At this moment we are thinking about the actor playing the part and the director. Piccoli is a veteran of French cinema. Born in 1925 he has been directed by some of the greatest directors in cinema. With Jacques Rivette he was in "La Belle Noiseuse" (1991), one of Rivette's greatest films. Piccoli worked with Claude Chabrol, the father of the French New Wave movement, in "Wedding in Blood" (1973), with Hitchcock in "Topaz" (1969), with Louis Malle in "May Fools" (1990) and Angelopoulos in "The Dust of Time" (2008). What would cinema be like in a world without Piccoli and Oliveira? These men have left a big footprint on cinema. They are older and we should be thankful for the wonderful art they have supplied us with.

After Gilbert's performance he is informed of a terrible accident. His wife, daughter and son-in-law have been killed in a car accident. The only family he has left is his grandson.

Now before readers start to jump to conclusion let me take a guess and predict you think the movie will now be about Gilbert and his grandson, Serge (Jean Koeltgen). How they will start to bond and become closer in the face of this awful tragedy. It will become a film about age and death. Gilbert will notice his own immortality. He will look at his grandson and realize his days are numbered. The film will deal with grief and the process we go through when our love ones die. Raise your hand if that's what you thought.

It gives me great pleasure and joy to tell you, you are wrong. And put your hand down, I can't see you anway!

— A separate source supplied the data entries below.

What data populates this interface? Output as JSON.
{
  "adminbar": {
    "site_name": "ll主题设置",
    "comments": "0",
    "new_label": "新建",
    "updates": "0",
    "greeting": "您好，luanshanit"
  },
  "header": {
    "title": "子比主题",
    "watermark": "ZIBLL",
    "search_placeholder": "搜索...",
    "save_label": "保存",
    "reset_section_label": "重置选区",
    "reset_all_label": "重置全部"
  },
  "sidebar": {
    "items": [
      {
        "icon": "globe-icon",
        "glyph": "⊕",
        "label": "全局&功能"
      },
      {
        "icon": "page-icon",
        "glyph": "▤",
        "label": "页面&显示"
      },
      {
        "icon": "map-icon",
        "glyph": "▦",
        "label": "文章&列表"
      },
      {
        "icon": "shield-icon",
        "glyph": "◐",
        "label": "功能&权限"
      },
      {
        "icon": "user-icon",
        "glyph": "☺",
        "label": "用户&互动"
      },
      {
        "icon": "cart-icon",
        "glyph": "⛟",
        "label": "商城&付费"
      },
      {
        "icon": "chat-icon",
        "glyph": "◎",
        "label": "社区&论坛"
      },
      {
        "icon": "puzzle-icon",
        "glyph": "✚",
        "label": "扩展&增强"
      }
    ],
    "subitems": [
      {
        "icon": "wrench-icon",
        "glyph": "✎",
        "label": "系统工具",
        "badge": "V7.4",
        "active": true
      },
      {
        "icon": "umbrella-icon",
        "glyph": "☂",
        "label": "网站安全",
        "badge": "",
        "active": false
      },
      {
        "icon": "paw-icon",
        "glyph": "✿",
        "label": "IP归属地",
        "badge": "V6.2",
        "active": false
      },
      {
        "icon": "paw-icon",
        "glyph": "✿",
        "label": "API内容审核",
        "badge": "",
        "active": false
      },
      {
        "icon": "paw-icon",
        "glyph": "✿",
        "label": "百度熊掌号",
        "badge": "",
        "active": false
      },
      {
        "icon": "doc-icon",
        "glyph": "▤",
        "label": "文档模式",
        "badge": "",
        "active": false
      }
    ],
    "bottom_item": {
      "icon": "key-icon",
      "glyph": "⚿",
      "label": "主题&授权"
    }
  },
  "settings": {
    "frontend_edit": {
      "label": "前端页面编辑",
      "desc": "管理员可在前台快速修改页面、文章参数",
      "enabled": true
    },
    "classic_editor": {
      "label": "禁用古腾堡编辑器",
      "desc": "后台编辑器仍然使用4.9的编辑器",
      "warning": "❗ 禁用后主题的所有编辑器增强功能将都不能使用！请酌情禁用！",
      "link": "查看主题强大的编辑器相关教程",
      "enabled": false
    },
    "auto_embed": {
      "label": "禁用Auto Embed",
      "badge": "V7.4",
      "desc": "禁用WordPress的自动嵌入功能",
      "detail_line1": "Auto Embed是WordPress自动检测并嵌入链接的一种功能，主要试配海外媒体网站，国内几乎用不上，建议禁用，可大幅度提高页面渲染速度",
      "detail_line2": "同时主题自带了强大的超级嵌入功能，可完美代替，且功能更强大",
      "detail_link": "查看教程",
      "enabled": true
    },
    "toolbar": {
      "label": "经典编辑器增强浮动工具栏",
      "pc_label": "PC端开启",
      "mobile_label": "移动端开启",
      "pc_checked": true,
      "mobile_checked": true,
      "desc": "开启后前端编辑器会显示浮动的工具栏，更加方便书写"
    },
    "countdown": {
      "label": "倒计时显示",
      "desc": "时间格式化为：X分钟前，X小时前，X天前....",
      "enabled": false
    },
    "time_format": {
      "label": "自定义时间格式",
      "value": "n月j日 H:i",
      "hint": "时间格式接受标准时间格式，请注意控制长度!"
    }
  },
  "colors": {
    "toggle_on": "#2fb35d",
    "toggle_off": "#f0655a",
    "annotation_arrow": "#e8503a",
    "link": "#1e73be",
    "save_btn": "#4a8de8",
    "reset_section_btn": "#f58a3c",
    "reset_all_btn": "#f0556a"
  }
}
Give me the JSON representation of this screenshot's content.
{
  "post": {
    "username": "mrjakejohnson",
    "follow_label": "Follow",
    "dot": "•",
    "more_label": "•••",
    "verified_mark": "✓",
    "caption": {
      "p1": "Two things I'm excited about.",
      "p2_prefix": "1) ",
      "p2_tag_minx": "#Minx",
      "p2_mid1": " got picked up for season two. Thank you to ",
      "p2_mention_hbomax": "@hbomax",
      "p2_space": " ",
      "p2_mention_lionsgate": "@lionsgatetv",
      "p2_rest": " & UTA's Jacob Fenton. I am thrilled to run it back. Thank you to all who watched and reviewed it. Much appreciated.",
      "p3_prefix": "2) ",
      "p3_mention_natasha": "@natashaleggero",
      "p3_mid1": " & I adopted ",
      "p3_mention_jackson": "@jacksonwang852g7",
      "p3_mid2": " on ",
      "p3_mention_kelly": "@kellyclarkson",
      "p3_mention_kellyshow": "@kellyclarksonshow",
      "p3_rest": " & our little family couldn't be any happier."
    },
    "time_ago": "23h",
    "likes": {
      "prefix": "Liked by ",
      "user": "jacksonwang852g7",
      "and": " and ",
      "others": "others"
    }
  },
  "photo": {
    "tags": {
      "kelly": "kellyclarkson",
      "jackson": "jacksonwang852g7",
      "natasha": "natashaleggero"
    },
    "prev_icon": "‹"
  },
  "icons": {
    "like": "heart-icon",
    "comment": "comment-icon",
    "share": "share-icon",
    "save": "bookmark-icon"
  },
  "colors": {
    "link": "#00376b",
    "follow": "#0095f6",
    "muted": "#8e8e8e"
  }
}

I wouldn't have mind seeing the movie I just described but what I came away with watching "I'm Going Home" is a movie about habits and routines. The movie does not concern itself with the grieving process. Instead it is about how do we continue our life when our routine has been broken? When the things we count on are no longer there.

Being an actor Gilbert's life is pretty standard. He acts. He understands the theatre and the life an actor leads. He prepares the same way for each new role. He likes to go to a cafe and sit in his favorite seat near the door, have a cup of coffee and read his paper. Every morning, before going to school, his grandson walks into his bedroom and tells him hello. Gilbert then stands up and stares outside the window to see his grandson off to school while his nanny packs his lunch.

Life is simple. We fall into rountines and are sometimes unable to function if the routine is broken. It is as if our safety net has collapsed. One day Gilbert goes to his cafe when another man enters. A man who usually arrives after Gilbert and sits in the same seat near the door and has his own cup of coffee. But, oh no, he has arrived earlier and there is Gilbert. What will this poor man do? Now he must sit in a different seat. He stares at Gilbert. Who is this stranger sitting in "his" seat? He wants the world to know the discomfort this is causing him. He has been taken out of his comfort zone. Gilbert soon leaves the cafe and when the man notices this and runs to his old seat and to find someone else has beaten him too it. Is there no justice in the world?

But Gilbert's world will begin to change to. An American director, John Crawford (John Malkovich) needs to find an actor for his production of "Ulysses" by Joyce. Shooting starts in three days and the role requires to be spoken in English. What will Gilbert do? He needs time to think over the role, study his lines in English. But an answer is needed immediately. Gilbert agrees. He faces new challenges in the role.

In one scene I like very much, the director is watching a dress rehearsal. Oliveira keeps the camera on the director as we hear the performances in the background. At first I thought what is Oliveira up to. Then a thought occured to me. We are watching someone, watch a performance. Just as we the viewer watch a performance. Oliveira has added another layer to the dynamic of film viewing.

For me "I'm Going Home" is one of Oliveira's best films. I like the themes and I enjoy watching Piccoli, who was in Oliveira's "Belle Toujours" and "Party" (1996). Piccoli makes us care about the character. We understand who he is, what his intentions are and what he expects out of life.

Some viewers may not like the ending. It ends too soon, nothing is resolved. But that is an old compliant when it comes to Oliveira's work. What more do you need to know? Life goes on. Each day brings us the same events. Nothing changes.